Steaming foods that you would ordinarily bake or fry is a great way to decrease the fat content in your food. Steaming food will cook it without adding butter or any other unhealthy supplement. Choose fresh foods with lots of flavor,that way steaming or grilling can be a great way to cook your meals without adding fat.
A great way to lose weight is to prepare your meals the night before. When you prepare your meals the night before, you won't have to rush to get to work or wherever you're going and you'll always guarantee yourself to have something healthy to eat when you're hungry.
A helpful tip to lose weight is to learn how to cook your own meals. If you don't know how to cook, you're more likely to resort to eating fast food and you're not likely to get proper nutrition. Learning to cook basic meals for yourself is very important.

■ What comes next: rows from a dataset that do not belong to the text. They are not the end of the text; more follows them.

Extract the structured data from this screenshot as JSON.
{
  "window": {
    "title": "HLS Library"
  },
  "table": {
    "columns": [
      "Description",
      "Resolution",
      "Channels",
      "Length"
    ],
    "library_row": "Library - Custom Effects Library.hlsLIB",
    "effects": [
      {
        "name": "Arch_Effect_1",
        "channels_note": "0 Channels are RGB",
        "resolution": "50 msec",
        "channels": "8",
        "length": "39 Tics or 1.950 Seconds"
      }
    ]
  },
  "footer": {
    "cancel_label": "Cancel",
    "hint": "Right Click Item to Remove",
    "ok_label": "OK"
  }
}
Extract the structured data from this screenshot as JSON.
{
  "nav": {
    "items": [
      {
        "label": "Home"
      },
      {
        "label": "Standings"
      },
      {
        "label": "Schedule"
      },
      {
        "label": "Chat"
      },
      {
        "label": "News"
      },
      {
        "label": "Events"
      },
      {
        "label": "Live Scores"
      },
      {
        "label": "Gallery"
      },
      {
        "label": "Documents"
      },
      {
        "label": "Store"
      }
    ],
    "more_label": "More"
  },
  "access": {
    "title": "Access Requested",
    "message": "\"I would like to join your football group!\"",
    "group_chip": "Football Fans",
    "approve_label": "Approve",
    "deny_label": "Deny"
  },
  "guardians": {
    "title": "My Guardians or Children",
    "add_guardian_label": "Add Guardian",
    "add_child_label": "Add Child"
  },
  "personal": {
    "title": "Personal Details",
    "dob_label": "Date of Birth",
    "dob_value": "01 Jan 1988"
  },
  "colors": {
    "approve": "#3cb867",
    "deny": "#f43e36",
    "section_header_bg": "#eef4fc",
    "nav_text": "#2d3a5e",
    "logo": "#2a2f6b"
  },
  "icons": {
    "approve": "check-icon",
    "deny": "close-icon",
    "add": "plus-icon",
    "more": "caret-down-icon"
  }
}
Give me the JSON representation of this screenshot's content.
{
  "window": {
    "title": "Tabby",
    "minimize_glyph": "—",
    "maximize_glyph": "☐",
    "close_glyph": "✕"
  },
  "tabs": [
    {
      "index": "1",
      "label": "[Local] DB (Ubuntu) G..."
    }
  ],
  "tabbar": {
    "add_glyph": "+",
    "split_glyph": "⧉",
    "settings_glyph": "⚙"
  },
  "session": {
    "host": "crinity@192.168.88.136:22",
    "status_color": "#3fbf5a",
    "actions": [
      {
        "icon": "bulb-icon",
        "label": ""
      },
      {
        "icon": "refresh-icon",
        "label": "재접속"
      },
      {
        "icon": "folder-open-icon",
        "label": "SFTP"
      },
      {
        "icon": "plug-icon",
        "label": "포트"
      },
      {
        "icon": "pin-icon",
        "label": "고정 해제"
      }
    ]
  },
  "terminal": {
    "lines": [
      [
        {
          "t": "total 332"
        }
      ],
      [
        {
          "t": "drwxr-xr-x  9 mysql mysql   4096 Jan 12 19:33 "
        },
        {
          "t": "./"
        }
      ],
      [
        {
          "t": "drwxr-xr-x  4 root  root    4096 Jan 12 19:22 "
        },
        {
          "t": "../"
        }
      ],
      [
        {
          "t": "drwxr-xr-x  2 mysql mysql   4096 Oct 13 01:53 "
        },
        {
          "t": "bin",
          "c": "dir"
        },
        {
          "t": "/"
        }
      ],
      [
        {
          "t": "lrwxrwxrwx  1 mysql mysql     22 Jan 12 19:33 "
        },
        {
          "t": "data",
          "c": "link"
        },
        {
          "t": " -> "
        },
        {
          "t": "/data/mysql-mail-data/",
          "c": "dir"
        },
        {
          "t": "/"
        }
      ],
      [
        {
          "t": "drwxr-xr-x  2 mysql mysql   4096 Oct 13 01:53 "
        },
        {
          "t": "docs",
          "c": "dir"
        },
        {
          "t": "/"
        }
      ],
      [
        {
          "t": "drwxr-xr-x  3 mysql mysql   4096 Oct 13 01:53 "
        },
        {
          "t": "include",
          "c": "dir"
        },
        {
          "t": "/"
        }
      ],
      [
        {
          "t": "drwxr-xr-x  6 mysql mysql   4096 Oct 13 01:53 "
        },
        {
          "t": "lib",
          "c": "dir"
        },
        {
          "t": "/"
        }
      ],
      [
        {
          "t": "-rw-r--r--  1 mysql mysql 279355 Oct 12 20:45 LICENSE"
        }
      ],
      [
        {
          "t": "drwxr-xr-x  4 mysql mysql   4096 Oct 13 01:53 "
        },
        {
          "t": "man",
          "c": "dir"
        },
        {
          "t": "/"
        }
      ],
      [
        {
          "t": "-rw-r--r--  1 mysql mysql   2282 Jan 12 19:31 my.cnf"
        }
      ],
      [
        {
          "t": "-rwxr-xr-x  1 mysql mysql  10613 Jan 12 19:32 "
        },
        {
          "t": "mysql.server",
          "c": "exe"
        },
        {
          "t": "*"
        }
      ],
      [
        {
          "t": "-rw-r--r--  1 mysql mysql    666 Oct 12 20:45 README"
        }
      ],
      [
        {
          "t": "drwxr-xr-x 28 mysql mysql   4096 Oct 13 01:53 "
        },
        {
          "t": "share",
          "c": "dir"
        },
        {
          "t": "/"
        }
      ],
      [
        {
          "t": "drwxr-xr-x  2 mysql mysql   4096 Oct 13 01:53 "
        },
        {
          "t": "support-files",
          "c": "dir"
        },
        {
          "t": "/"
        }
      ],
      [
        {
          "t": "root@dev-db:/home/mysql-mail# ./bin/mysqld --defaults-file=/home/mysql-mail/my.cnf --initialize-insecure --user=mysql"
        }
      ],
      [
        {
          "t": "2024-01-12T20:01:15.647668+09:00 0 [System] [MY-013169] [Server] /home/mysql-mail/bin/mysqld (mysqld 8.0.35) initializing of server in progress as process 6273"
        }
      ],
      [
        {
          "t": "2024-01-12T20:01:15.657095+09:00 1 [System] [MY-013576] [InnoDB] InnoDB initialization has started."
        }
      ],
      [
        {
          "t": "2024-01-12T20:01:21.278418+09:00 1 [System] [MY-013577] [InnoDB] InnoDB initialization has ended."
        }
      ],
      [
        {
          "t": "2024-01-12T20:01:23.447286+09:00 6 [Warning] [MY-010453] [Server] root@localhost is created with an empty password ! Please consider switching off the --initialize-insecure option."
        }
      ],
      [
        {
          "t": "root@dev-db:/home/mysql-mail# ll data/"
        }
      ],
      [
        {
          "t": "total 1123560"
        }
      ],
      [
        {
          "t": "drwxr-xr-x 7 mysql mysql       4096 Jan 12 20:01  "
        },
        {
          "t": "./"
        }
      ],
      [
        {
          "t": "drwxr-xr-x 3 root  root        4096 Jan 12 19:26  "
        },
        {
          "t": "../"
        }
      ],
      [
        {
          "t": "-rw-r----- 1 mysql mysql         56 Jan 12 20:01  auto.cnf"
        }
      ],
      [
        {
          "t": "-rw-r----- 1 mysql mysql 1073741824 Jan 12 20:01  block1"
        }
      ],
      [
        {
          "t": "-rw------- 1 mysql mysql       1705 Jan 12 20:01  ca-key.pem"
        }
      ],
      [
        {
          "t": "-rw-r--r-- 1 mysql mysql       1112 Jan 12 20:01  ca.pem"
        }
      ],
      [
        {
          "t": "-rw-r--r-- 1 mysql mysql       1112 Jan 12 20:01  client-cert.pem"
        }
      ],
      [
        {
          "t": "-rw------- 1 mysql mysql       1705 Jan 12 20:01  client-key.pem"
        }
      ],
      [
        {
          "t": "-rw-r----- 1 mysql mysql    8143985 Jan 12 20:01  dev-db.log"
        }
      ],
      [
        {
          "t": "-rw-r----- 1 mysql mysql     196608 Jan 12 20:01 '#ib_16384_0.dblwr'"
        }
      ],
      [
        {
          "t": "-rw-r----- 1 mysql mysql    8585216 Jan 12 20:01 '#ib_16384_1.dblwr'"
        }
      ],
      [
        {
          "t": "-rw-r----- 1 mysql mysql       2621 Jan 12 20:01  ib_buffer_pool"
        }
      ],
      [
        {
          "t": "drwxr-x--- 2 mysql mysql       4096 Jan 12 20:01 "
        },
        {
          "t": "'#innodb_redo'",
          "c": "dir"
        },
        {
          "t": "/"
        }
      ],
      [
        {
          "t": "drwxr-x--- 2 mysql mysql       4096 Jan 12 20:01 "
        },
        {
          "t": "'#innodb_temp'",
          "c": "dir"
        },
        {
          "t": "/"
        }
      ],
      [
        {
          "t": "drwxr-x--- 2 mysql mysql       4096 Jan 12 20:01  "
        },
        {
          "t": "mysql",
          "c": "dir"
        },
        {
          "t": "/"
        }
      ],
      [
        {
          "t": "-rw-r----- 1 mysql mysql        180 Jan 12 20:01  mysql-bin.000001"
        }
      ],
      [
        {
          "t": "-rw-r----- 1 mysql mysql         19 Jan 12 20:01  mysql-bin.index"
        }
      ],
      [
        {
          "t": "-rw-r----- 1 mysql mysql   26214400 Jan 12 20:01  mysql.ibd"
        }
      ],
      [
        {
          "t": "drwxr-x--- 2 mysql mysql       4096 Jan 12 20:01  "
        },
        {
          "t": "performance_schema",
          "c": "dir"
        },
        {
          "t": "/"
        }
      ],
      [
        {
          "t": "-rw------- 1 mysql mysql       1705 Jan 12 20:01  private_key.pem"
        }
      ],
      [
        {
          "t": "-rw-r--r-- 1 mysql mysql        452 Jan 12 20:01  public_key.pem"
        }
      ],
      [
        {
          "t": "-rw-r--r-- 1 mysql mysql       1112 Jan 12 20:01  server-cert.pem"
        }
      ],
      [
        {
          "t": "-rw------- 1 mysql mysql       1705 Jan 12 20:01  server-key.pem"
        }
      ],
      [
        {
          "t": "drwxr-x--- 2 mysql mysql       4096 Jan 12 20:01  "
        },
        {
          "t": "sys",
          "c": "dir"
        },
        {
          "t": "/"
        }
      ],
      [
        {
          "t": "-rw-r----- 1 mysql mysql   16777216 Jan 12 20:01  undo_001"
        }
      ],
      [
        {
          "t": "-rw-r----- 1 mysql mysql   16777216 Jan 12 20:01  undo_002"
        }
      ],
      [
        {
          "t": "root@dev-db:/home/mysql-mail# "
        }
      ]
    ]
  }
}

It's a well known fact that drinking water can help you shed pounds. Have you also heard that drinking chilled water causes your metabolic rate to increase? When you drink a glass of ice water, your body is forced to raise your body's temperature, which also raises your metabolism.
Having a workout partner can help remaining committed on your weight-loss plan easier. A person who shares similar weight loss goals with exercise and diet can be a very strong motivational tool. Together, you will find it easier to stick with the program during times when you might otherwise give up.
A good way to help you lose weight is to avoid getting coffee and related drinks at cafes. Most of us aren't aware of it, but these drinks tend to be loaded with sugar and fat. Try brewing your own coffee instead. You'll have control over what goes into it.
When trying to achieve weight loss, it is important that you do not focus too much on the number on the scale. Instead, you should attempt to achieve a healthy body. It can sound contradictory, but just focusing on the health to start with can keep your thoughts positive. By over-focusing on weight loss, it is easy to become discouraged with the number on the scale, which will cause you to slide right back to your old habits. It's very common for the average person to fall off diets because they tried to lose weight in ways that are far too restrictive. Making gradual changes will help you lose weight.
Try to cook at home as much as possible. Food from a restaurant often contains a lot of fat and salt. Also, restaurant portions are huge, which might tempt you to eat more than you really need. When you cook your own food, you can control exactly what goes into your meal, and you can control your portions.
If setting a goal for yourself doesn't seem to be working, why not try joining a program like Weight Watchers? Not only do they have organized plans to keep you on track to losing weight, but you get the support of the other members to give you encouragement to keep going.
Slow and steady weight loss is better and more sustainable than fad diets and a rapid decrease in numbers. A long-term change in attitude towards food and exercise is what is required for the pounds to come off and stay off. But remember that it can be done, and you will reach your goals with a little perseverance.